• What to produce
Could you find every line in the entries below that holds the word "JSON" and copy it?

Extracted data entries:

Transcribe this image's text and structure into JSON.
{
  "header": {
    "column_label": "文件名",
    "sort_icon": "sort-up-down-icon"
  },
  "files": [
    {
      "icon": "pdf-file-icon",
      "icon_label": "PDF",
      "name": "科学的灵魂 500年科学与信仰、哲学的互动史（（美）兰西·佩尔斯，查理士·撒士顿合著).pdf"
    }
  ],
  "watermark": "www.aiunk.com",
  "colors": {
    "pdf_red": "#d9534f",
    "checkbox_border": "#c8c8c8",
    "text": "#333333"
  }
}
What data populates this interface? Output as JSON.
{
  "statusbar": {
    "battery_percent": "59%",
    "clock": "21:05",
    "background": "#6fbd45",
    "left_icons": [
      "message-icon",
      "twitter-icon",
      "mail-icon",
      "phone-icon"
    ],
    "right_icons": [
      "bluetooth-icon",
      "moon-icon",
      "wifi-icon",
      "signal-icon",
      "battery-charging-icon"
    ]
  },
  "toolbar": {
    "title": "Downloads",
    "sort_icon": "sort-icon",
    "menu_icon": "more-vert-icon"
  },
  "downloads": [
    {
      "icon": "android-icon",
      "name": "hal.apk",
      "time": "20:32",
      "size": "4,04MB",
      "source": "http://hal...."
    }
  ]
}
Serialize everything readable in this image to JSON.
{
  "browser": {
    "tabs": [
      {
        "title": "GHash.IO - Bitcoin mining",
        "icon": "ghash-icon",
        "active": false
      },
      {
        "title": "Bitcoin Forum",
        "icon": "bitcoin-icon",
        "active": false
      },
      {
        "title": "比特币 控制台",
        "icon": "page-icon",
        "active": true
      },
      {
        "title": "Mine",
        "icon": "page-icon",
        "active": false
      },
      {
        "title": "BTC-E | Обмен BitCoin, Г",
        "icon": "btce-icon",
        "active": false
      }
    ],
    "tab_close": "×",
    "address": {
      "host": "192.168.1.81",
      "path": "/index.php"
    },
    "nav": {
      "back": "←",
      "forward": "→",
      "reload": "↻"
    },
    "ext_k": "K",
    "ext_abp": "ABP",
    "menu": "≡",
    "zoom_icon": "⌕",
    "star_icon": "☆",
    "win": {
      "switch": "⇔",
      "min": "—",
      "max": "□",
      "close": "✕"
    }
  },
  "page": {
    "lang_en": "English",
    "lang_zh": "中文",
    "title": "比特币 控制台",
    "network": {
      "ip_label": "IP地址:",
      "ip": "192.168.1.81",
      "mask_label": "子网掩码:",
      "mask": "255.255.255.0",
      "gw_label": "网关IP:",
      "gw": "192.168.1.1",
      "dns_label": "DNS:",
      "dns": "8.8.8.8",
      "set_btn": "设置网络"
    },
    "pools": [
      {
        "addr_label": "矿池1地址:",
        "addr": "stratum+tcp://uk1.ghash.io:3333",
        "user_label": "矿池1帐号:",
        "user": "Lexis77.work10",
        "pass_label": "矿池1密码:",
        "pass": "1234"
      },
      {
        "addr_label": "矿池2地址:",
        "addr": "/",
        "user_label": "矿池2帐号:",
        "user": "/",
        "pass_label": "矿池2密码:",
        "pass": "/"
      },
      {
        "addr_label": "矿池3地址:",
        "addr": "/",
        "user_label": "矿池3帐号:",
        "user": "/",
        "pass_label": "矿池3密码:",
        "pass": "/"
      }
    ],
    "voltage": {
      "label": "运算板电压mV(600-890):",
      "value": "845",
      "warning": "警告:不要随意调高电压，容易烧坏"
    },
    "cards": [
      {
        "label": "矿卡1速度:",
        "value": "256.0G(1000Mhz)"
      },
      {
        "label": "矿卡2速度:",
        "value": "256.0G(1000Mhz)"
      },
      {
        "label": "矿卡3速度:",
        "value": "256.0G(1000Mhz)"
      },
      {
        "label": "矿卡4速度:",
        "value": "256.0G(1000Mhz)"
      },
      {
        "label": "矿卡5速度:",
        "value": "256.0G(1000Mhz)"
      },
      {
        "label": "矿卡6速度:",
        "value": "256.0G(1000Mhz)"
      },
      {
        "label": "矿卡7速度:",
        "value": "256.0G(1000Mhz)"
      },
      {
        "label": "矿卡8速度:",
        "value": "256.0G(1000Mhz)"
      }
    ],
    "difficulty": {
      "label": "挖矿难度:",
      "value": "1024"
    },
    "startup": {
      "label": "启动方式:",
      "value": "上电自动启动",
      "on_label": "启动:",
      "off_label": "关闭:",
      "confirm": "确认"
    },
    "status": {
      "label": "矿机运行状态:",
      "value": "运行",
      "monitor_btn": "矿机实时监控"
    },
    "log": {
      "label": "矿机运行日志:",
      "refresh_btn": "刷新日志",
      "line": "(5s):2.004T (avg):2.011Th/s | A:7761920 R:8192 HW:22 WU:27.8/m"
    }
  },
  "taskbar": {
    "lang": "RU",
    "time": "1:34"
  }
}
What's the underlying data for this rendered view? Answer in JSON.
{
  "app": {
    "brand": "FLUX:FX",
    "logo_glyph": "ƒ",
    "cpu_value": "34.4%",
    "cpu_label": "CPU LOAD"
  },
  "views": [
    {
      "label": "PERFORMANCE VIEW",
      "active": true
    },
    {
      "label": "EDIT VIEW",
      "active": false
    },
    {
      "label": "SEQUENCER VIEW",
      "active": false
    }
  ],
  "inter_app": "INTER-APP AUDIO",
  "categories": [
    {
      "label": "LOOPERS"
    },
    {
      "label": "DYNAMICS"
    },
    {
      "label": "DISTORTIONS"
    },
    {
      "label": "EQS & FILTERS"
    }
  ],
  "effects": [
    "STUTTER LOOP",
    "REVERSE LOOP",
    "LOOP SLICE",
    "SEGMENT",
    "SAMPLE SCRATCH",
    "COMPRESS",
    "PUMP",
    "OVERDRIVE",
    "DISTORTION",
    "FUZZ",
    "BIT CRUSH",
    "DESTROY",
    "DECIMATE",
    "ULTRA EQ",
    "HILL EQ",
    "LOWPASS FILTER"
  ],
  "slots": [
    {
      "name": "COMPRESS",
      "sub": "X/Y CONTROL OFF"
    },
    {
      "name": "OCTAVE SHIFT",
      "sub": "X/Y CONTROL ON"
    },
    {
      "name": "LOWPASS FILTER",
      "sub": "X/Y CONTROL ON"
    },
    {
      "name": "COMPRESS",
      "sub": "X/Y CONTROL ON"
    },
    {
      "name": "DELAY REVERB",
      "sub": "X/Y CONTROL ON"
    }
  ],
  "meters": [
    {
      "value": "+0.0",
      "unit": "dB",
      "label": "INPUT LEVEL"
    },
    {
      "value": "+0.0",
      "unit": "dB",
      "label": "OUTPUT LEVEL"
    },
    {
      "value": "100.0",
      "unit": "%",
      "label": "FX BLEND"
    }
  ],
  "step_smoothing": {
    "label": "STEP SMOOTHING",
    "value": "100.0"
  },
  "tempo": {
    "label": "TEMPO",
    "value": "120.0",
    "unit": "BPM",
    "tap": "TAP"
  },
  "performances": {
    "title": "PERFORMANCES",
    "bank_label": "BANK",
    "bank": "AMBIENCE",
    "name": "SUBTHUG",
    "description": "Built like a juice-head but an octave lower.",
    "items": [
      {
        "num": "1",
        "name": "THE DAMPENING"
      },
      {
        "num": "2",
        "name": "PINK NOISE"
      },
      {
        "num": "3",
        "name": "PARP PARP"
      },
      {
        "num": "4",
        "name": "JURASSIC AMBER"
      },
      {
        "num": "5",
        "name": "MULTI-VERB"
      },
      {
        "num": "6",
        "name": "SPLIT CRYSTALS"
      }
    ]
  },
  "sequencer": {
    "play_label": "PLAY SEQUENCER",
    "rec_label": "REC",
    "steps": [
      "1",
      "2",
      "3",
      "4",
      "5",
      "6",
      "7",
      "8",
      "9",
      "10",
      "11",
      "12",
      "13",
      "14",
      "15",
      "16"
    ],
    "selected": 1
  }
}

• Solved problem
Transcribe this image's text and structure into JSON.
What data populates this interface? Output as JSON.
Serialize everything readable in this image to JSON.
What's the underlying data for this rendered view? Answer in JSON.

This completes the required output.